◆ WORK REQUEST ◆
For this exercise, print all of the data exactly as given.

◆ RECORDS FOR THE TASK ◆
BEGIN

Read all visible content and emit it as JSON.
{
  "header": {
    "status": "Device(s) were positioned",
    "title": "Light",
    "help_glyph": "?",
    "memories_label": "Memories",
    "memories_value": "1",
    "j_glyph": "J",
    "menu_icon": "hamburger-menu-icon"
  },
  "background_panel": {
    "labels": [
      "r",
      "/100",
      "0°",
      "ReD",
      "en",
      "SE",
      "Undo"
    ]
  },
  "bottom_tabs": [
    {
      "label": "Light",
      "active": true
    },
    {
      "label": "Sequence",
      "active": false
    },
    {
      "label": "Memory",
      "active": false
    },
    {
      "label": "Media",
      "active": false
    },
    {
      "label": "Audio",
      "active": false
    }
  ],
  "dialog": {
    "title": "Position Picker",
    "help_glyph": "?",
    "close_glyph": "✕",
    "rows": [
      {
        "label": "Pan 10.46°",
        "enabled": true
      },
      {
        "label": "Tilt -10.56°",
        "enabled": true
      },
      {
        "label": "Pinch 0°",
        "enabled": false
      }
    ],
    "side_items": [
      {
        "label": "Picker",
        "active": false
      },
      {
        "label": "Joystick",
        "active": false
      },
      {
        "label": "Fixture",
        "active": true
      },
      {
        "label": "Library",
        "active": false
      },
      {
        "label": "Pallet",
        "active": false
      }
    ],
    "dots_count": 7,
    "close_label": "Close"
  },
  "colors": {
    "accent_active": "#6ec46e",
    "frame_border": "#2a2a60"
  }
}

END

◆ ANSWER TO THIS TASK ◆
Read all visible content and emit it as JSON.
{
  "header": {
    "status": "Device(s) were positioned",
    "title": "Light",
    "help_glyph": "?",
    "memories_label": "Memories",
    "memories_value": "1",
    "j_glyph": "J",
    "menu_icon": "hamburger-menu-icon"
  },
  "background_panel": {
    "labels": [
      "r",
      "/100",
      "0°",
      "ReD",
      "en",
      "SE",
      "Undo"
    ]
  },
  "bottom_tabs": [
    {
      "label": "Light",
      "active": true
    },
    {
      "label": "Sequence",
      "active": false
    },
    {
      "label": "Memory",
      "active": false
    },
    {
      "label": "Media",
      "active": false
    },
    {
      "label": "Audio",
      "active": false
    }
  ],
  "dialog": {
    "title": "Position Picker",
    "help_glyph": "?",
    "close_glyph": "✕",
    "rows": [
      {
        "label": "Pan 10.46°",
        "enabled": true
      },
      {
        "label": "Tilt -10.56°",
        "enabled": true
      },
      {
        "label": "Pinch 0°",
        "enabled": false
      }
    ],
    "side_items": [
      {
        "label": "Picker",
        "active": false
      },
      {
        "label": "Joystick",
        "active": false
      },
      {
        "label": "Fixture",
        "active": true
      },
      {
        "label": "Library",
        "active": false
      },
      {
        "label": "Pallet",
        "active": false
      }
    ],
    "dots_count": 7,
    "close_label": "Close"
  },
  "colors": {
    "accent_active": "#6ec46e",
    "frame_border": "#2a2a60"
  }
}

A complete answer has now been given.